--- Information ---

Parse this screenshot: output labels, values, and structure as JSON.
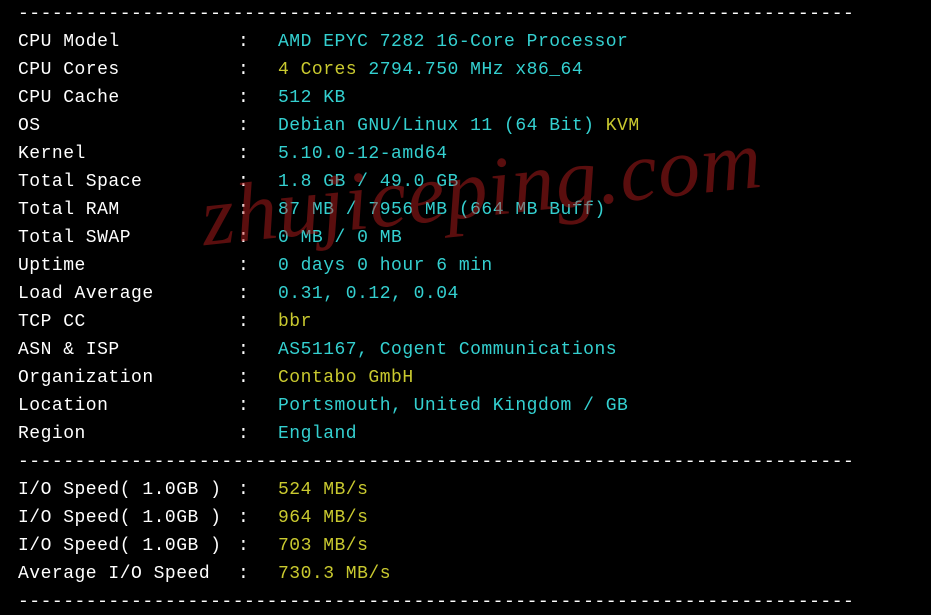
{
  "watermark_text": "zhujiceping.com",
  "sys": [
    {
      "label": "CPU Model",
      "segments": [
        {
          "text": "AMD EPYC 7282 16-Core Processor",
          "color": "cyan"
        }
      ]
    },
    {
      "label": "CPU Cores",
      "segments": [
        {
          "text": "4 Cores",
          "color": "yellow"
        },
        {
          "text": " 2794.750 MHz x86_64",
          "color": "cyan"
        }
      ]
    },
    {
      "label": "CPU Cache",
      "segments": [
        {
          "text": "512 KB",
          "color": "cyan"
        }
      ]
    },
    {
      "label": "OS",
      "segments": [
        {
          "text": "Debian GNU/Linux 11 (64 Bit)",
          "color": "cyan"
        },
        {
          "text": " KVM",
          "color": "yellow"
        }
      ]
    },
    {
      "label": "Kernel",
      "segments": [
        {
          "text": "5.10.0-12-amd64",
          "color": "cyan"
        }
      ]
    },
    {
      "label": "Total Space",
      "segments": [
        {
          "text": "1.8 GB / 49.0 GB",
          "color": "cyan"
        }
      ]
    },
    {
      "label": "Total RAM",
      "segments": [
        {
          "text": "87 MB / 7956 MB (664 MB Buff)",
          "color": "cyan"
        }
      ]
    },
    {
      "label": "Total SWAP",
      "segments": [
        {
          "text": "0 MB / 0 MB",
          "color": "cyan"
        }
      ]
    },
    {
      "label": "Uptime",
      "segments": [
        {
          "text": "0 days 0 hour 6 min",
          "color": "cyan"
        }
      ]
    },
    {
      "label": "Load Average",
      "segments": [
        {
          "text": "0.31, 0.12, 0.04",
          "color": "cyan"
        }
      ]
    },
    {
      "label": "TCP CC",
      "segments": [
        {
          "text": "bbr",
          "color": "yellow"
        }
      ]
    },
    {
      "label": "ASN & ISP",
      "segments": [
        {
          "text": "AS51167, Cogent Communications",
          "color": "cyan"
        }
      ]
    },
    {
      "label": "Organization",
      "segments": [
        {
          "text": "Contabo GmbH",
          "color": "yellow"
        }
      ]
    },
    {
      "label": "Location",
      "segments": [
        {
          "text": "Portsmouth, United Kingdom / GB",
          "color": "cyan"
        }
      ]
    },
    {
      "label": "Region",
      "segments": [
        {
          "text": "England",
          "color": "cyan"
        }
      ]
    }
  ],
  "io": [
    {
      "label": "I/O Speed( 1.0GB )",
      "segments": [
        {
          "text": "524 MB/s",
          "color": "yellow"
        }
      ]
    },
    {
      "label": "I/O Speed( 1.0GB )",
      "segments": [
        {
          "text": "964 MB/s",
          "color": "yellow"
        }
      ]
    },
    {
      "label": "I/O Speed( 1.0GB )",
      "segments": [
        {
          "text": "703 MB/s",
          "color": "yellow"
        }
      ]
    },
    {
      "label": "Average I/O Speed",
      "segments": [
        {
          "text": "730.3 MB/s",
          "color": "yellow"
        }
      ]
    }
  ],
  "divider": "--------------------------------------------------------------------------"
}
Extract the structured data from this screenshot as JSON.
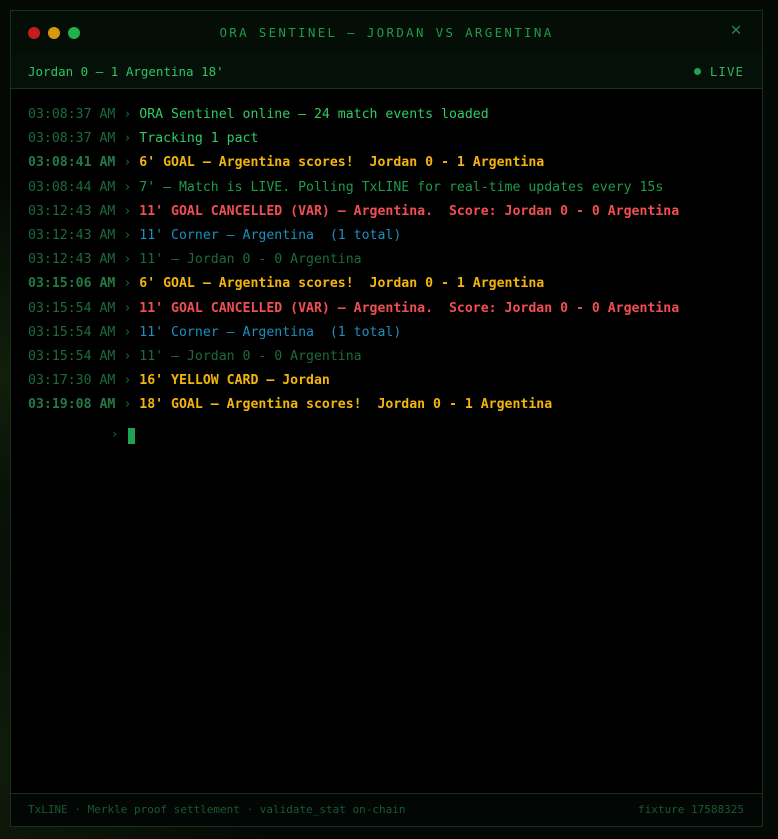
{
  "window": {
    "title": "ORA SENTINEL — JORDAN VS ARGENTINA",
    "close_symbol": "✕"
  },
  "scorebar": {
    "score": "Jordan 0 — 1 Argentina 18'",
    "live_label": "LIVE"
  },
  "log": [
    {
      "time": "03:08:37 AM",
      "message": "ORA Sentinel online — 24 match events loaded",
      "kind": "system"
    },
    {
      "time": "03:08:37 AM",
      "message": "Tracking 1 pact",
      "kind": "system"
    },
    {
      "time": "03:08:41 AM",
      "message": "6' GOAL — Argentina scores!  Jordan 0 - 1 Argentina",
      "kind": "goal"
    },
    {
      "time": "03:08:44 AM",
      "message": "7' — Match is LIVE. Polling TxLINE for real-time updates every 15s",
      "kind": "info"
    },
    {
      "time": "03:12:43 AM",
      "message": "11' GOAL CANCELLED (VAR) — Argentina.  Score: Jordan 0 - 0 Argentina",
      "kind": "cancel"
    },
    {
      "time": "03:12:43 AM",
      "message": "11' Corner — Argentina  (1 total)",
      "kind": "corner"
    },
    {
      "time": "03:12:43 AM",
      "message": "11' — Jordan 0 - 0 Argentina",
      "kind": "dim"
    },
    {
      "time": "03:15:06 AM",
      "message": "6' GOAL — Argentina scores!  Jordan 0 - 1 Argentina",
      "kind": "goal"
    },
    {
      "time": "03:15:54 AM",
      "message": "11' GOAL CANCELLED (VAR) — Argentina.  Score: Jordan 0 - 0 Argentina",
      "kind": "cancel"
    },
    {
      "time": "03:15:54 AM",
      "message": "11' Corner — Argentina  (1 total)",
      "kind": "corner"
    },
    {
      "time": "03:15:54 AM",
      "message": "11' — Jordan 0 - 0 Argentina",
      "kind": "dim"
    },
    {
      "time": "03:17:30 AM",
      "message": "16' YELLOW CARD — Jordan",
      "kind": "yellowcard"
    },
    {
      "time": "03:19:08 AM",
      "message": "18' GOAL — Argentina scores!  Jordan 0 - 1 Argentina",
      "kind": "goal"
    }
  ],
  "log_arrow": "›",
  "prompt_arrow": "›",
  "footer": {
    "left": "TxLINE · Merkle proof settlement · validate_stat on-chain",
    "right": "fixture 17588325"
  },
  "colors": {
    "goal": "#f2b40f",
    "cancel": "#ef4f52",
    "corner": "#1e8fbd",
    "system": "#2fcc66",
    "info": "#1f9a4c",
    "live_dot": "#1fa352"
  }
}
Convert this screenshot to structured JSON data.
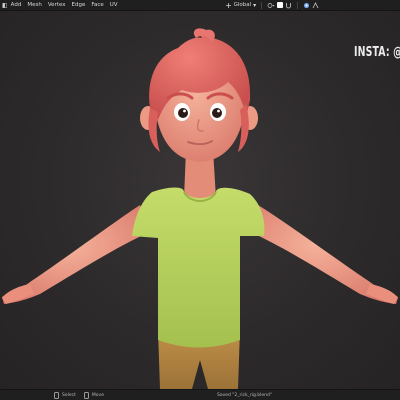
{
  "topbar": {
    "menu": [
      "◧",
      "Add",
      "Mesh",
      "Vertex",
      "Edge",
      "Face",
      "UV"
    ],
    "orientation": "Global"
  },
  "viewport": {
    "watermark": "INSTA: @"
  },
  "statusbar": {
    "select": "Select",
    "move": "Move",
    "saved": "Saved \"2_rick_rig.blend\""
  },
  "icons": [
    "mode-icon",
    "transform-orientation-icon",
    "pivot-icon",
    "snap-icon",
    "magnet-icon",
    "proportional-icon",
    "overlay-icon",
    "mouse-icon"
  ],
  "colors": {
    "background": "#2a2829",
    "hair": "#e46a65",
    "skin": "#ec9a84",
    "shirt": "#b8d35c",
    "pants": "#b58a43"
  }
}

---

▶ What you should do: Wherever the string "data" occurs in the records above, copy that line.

▶ Response box:
Extract the structured data from this screenshot as JSON.
Convert this screenshot to structured JSON data.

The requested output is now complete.